Since our founding nearly 10 years ago, PCORI has emphasized the importance of engagement—the meaningful involvement of patients, caregivers, clinicians, insurers, and others across the healthcare community in every aspect of the research process—as a way to make health research more relevant, useful, and patient centered. Now we’re starting to show that engagement helps to ensure that research is better aligned with patient and clinician needs, according to a new PCORI analysis published in the March issue of Health Affairs.
Engagement is a key to achieving PCORI’s three strategic goals—making research more patient centered, increasing the body of useful information to guide health care, and speeding the uptake and use of research findings. Our ultimate objective is to align research efforts with real-world needs, concerns and questions of patients, caregivers, clinicians, payers, and policy makers. (See box below: Ensuring the Patient’s Voice Is Heard)
Several articles from PCORI-funded researchers are featured in the March issue of Health Affairs, which focuses on patients as health consumers. The articles include:
- Machine-Based Expert Recommendations and Insurance Choices Among Medicare Part D Enrollees
- Technology-Enabled Consumer Engagement: Promising Practices at Four Health Care Delivery Organizations
- Barriers and Facilitators to Community-Based Participatory Mental Health Care Research for Racial and Ethnic Minorities
- Understanding What Information Is Valued by Research Participants, and Why
We collected and thematically analyzed information from 126 peer-reviewed journal articles from PCORI-funded research studies that included descriptions of each research team’s experiences with partner engagement. The authors of these articles noted:
- Patients and caregivers served as active partners and prominent contributors in many of the research projects.
- Engagement contributed to all aspects of research, including determining the study design, selecting study outcomes, tailoring interventions to meet patient needs and preferences, enrolling participants, and disseminating findings.
- Engagement provided valuable contributions to research feasibility, acceptability, rigor, and relevance.
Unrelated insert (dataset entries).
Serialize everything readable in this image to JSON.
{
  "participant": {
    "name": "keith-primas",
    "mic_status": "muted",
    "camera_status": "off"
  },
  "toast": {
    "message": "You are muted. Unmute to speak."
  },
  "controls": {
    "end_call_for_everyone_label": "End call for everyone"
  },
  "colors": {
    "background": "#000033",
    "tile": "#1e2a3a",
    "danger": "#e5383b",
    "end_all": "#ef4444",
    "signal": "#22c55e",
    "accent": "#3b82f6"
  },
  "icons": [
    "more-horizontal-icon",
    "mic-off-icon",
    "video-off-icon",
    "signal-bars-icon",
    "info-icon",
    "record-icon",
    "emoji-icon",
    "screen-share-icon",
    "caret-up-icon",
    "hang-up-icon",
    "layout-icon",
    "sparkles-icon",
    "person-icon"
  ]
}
A few projects said they could not implement partner recommendations because of study constraints or that engagement introduced trade-offs among feasibility, acceptability, relevance, and rigor, such as using a measure that has not been validated to assess an outcome highly valued by patients. Engagement adds to ever-present, real-world research circumstances, including time, budget, and funder requirements. With patients and other stakeholders involved, conversations about research design priorities can address both technical issues and broader issues of what research is valued and by whom.
Overall, the findings suggest we are seeing the beginning of a shift from research that is solely investigator-driven to a model that fully collaborates with patients and other stakeholders. To maintain momentum, research funders and institutions need to establish engagement policies and allocate resources to support research that is more responsive to end users’ needs. PCORI will continue to develop or enhance resources like the engagement rubric, templates for planning engagement, and trainings, as well as to make substantial investments in additional research to identify optimal engagement practices.
Both from this study and our ongoing efforts, we know that engaging stakeholders as true research partners is hard work that requires commitment and resources. But these early indications suggest that investments in engaged research can contribute to more useful and relevant evidence to support patient, clinician, and other stakeholder decisions.
Embracing patients as full partners in research serves as PCORI’s north star, a focus clearly illustrated in the March Health Affairs article suggesting how this approach can make the studies PCORI funds more relevant and useful to patients and clinicians. As the article indicates, from research design through dissemination of results, we are ensuring that the patient’s voice is heard.
It’s clear to many of us that a shift from investigator-driven scientific inquiry to a more patient-centered collaborative approach is beginning, but more needs to be done. Helping researchers alter their focus from patients purely as study participants—or, as we used to be known, subjects—to patients as partners is important. One possible outcome of this trend is a growing number of patient investigators who will lead studies on their own or in collaboration with researchers. That could be the ultimate in ensuring patient-centered research.
Where to start in our efforts to show clinical researchers the advantages of partnering with patients? Medical schools would be a perfect place. PCORI could enlist ambassadors and others to talk to medical school students pursuing careers in research, emphasizing the need to work diligently to involve more patients throughout their working lives.
Addressing resource investment is another important issue. We need to increase the time, effort and funding devoted to supporting this shift to nurture—and sustain—a vital partnership.
Finally, a community-based approach is crucial. Researchers should consider establishing long-term relationships by visiting health fairs and local gatherings and by reaching out to community and faith-based groups to listen to their health concerns. Such conversations serve as a natural springboard to discussions about participating in studies.
There is a science to engaging with patients, but also an art. That art takes the form of community-specific cultural elements. Every population is different. Every community is different. The first touch of health research has to be culturally relevant. That’s the optimal place to start. (Back to top)